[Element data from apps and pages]
-- Opening Marker --

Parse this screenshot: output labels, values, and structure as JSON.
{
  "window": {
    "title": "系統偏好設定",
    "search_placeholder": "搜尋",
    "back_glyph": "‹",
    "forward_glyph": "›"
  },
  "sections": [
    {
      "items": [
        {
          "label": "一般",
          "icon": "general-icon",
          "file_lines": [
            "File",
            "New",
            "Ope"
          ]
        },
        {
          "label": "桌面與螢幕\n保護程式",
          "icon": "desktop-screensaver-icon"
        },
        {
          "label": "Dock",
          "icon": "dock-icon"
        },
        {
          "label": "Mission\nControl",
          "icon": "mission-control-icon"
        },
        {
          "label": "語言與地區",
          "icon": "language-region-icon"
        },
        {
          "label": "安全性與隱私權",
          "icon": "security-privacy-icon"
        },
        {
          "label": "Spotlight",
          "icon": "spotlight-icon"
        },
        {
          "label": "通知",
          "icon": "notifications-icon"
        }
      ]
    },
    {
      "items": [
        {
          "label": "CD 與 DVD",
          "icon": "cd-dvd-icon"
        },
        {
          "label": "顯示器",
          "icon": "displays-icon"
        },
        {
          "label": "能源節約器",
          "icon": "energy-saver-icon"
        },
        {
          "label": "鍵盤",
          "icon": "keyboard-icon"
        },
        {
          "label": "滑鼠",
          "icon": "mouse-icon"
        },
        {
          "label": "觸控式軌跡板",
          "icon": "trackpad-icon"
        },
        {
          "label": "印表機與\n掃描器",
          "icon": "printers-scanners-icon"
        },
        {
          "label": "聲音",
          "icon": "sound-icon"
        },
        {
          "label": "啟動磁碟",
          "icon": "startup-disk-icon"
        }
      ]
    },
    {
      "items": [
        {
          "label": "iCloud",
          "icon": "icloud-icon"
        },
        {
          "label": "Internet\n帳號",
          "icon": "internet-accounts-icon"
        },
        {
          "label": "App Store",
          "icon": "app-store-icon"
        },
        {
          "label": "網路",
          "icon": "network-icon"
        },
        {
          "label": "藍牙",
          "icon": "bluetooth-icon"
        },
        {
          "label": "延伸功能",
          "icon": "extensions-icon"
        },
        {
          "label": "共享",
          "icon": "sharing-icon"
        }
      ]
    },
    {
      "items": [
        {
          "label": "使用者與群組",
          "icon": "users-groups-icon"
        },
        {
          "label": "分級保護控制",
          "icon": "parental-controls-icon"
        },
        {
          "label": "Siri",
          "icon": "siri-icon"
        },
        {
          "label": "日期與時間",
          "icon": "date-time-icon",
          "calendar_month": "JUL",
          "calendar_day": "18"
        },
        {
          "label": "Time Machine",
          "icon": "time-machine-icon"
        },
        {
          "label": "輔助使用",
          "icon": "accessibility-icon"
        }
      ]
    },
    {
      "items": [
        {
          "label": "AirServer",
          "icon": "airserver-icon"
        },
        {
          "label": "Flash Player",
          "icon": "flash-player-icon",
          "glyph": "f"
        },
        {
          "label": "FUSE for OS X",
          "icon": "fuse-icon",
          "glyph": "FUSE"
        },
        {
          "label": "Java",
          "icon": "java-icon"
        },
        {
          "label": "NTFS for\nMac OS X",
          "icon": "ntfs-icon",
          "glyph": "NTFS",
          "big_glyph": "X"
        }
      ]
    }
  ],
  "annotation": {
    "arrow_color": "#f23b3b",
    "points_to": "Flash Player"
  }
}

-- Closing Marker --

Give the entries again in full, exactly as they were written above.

Parse this screenshot: output labels, values, and structure as JSON.
{
  "window": {
    "title": "系統偏好設定",
    "search_placeholder": "搜尋",
    "back_glyph": "‹",
    "forward_glyph": "›"
  },
  "sections": [
    {
      "items": [
        {
          "label": "一般",
          "icon": "general-icon",
          "file_lines": [
            "File",
            "New",
            "Ope"
          ]
        },
        {
          "label": "桌面與螢幕\n保護程式",
          "icon": "desktop-screensaver-icon"
        },
        {
          "label": "Dock",
          "icon": "dock-icon"
        },
        {
          "label": "Mission\nControl",
          "icon": "mission-control-icon"
        },
        {
          "label": "語言與地區",
          "icon": "language-region-icon"
        },
        {
          "label": "安全性與隱私權",
          "icon": "security-privacy-icon"
        },
        {
          "label": "Spotlight",
          "icon": "spotlight-icon"
        },
        {
          "label": "通知",
          "icon": "notifications-icon"
        }
      ]
    },
    {
      "items": [
        {
          "label": "CD 與 DVD",
          "icon": "cd-dvd-icon"
        },
        {
          "label": "顯示器",
          "icon": "displays-icon"
        },
        {
          "label": "能源節約器",
          "icon": "energy-saver-icon"
        },
        {
          "label": "鍵盤",
          "icon": "keyboard-icon"
        },
        {
          "label": "滑鼠",
          "icon": "mouse-icon"
        },
        {
          "label": "觸控式軌跡板",
          "icon": "trackpad-icon"
        },
        {
          "label": "印表機與\n掃描器",
          "icon": "printers-scanners-icon"
        },
        {
          "label": "聲音",
          "icon": "sound-icon"
        },
        {
          "label": "啟動磁碟",
          "icon": "startup-disk-icon"
        }
      ]
    },
    {
      "items": [
        {
          "label": "iCloud",
          "icon": "icloud-icon"
        },
        {
          "label": "Internet\n帳號",
          "icon": "internet-accounts-icon"
        },
        {
          "label": "App Store",
          "icon": "app-store-icon"
        },
        {
          "label": "網路",
          "icon": "network-icon"
        },
        {
          "label": "藍牙",
          "icon": "bluetooth-icon"
        },
        {
          "label": "延伸功能",
          "icon": "extensions-icon"
        },
        {
          "label": "共享",
          "icon": "sharing-icon"
        }
      ]
    },
    {
      "items": [
        {
          "label": "使用者與群組",
          "icon": "users-groups-icon"
        },
        {
          "label": "分級保護控制",
          "icon": "parental-controls-icon"
        },
        {
          "label": "Siri",
          "icon": "siri-icon"
        },
        {
          "label": "日期與時間",
          "icon": "date-time-icon",
          "calendar_month": "JUL",
          "calendar_day": "18"
        },
        {
          "label": "Time Machine",
          "icon": "time-machine-icon"
        },
        {
          "label": "輔助使用",
          "icon": "accessibility-icon"
        }
      ]
    },
    {
      "items": [
        {
          "label": "AirServer",
          "icon": "airserver-icon"
        },
        {
          "label": "Flash Player",
          "icon": "flash-player-icon",
          "glyph": "f"
        },
        {
          "label": "FUSE for OS X",
          "icon": "fuse-icon",
          "glyph": "FUSE"
        },
        {
          "label": "Java",
          "icon": "java-icon"
        },
        {
          "label": "NTFS for\nMac OS X",
          "icon": "ntfs-icon",
          "glyph": "NTFS",
          "big_glyph": "X"
        }
      ]
    }
  ],
  "annotation": {
    "arrow_color": "#f23b3b",
    "points_to": "Flash Player"
  }
}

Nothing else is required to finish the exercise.